I always fought the hardest for the toys on the precipice of the big, black garbage bag.
The culling of outgrown playstuffs happened about once a year when I was growing up, and from what I’ve gathered, it’s a fairly common childhood rite of passage. Mom or Dad grabs a Hefty from under the kitchen sink; distracts the child; and, in the name of housekeeping, shelf space and stubbed toes, loads into it a collection of abandoned stuffed animals and action-figure amputees. If successful, the bag goes to charity or a farm where the toys have all the space in the world to run, a.k.a. the basement.
The bag was usually about three-quarters full when I was distracted by my distraction, noticed the pillaging of the funspace and, in sheer desperation, scrapped for each and every item. The sudden prospect of losing a stuffed panda or a Hi-Ho-Cherry-O — despite no longer needing naptime security or to be taught to count higher than 10 — endeared me to my former toys in ways that exceeded their inherent entertainment value. I’d take the toys out of the bag and play with them harder than I’d ever played, both celebrating our storied history together as well as proving to my parents how important it was to keep them around.
Most of the time, it was of no use, and back into the bag they went (as I, of course, tantrummed and symbolically seceded from the family). Every once in a while, though, in a Good Cop turn, Mom or Dad granted a reprieve. I would celebrate, play with the toys for the rest of the day, then promptly never played with them ever again.

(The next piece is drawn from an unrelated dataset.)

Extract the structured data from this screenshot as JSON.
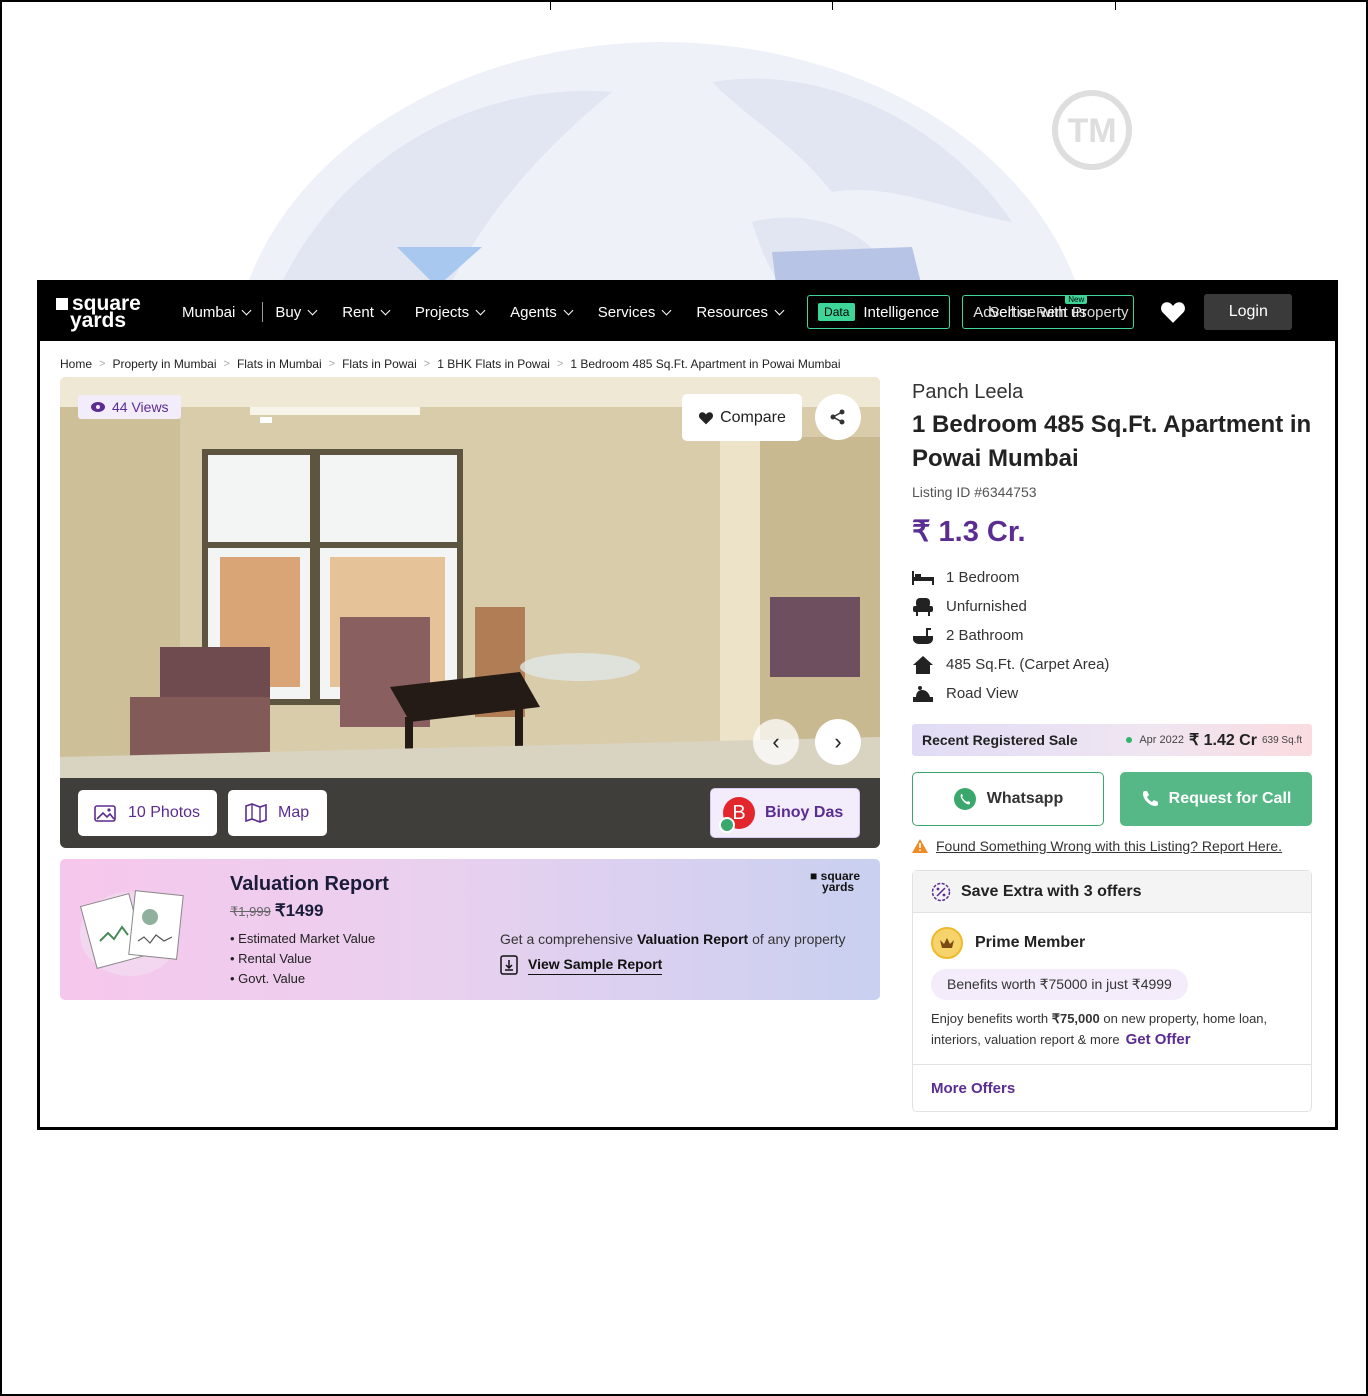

A year ago, the Heritage was perhaps close to going in the big, black bag. Is it fair to compare a beloved golf tournament to a cast-off toy with a karate-chop mechanism? Not at all. But some amalgam of the economy, the Grinch and fate was threatening to get rid of the tournament all the same. Potent notes of love and desperation enveloped the atmosphere of the region.
I wrote in this space then that if the Heritage was indeed readying its final act, it deserved a proper send-off, a celebration of all the joy it has brought to the area from all of those who have received it.

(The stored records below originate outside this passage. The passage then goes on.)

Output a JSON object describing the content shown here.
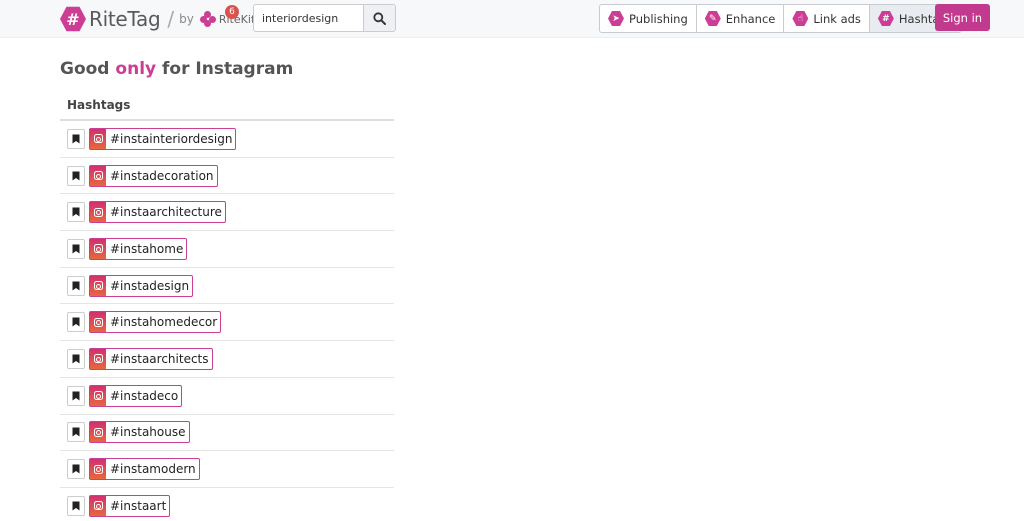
{
  "header": {
    "logo_text": "RiteTag",
    "logo_slash": "/",
    "logo_by": "by",
    "ritekit_text": "RiteKit",
    "badge_count": "6",
    "search_value": "interiordesign",
    "nav": [
      {
        "label": "Publishing",
        "icon": "publishing-icon"
      },
      {
        "label": "Enhance",
        "icon": "enhance-icon"
      },
      {
        "label": "Link ads",
        "icon": "link-ads-icon"
      },
      {
        "label": "Hashtags",
        "icon": "hashtags-icon"
      }
    ],
    "signin_label": "Sign in"
  },
  "main": {
    "title_prefix": "Good ",
    "title_accent": "only",
    "title_suffix": " for Instagram",
    "column_header": "Hashtags",
    "hashtags": [
      "#instainteriordesign",
      "#instadecoration",
      "#instaarchitecture",
      "#instahome",
      "#instadesign",
      "#instahomedecor",
      "#instaarchitects",
      "#instadeco",
      "#instahouse",
      "#instamodern",
      "#instaart"
    ]
  },
  "colors": {
    "brand": "#cc3d95",
    "signin": "#c23a8e",
    "badge": "#d9534f"
  }
}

The Heritage got that celebration. By a lot.
There was a palpable electricity in the crowds last year, a raised sense of spirit I’ll venture to attribute to the tenuous outlook on the tournament’s future. If the goal was to prove to the powers that be that the Heritage toy needed to stay in the Lowcountry toybox, that point came across.
Thankfully, two gallant knights upon steeds of good tidings stepped up as sponsors, saving the tournament, granting the reprieve. I have little doubt that this year’s RBC Heritage Presented by Boeing will be uproarious, with denizens of the Lowcountry cherishing and enjoying what they so nearly lost.
But I hope, in years after this one, that spirit isn’t forgotten, that the toy gets played with just as hard. As much fun as last year was and this year promises to be, I’d hate for the Heritage to be presumed safe and taken for granted.
So for this year, and the next, and the next: Go. Play. Keep the Hefty bag under the sink.
Look for Andy playing Hi-Ho-Cherry-O to the right of the green on No. 8.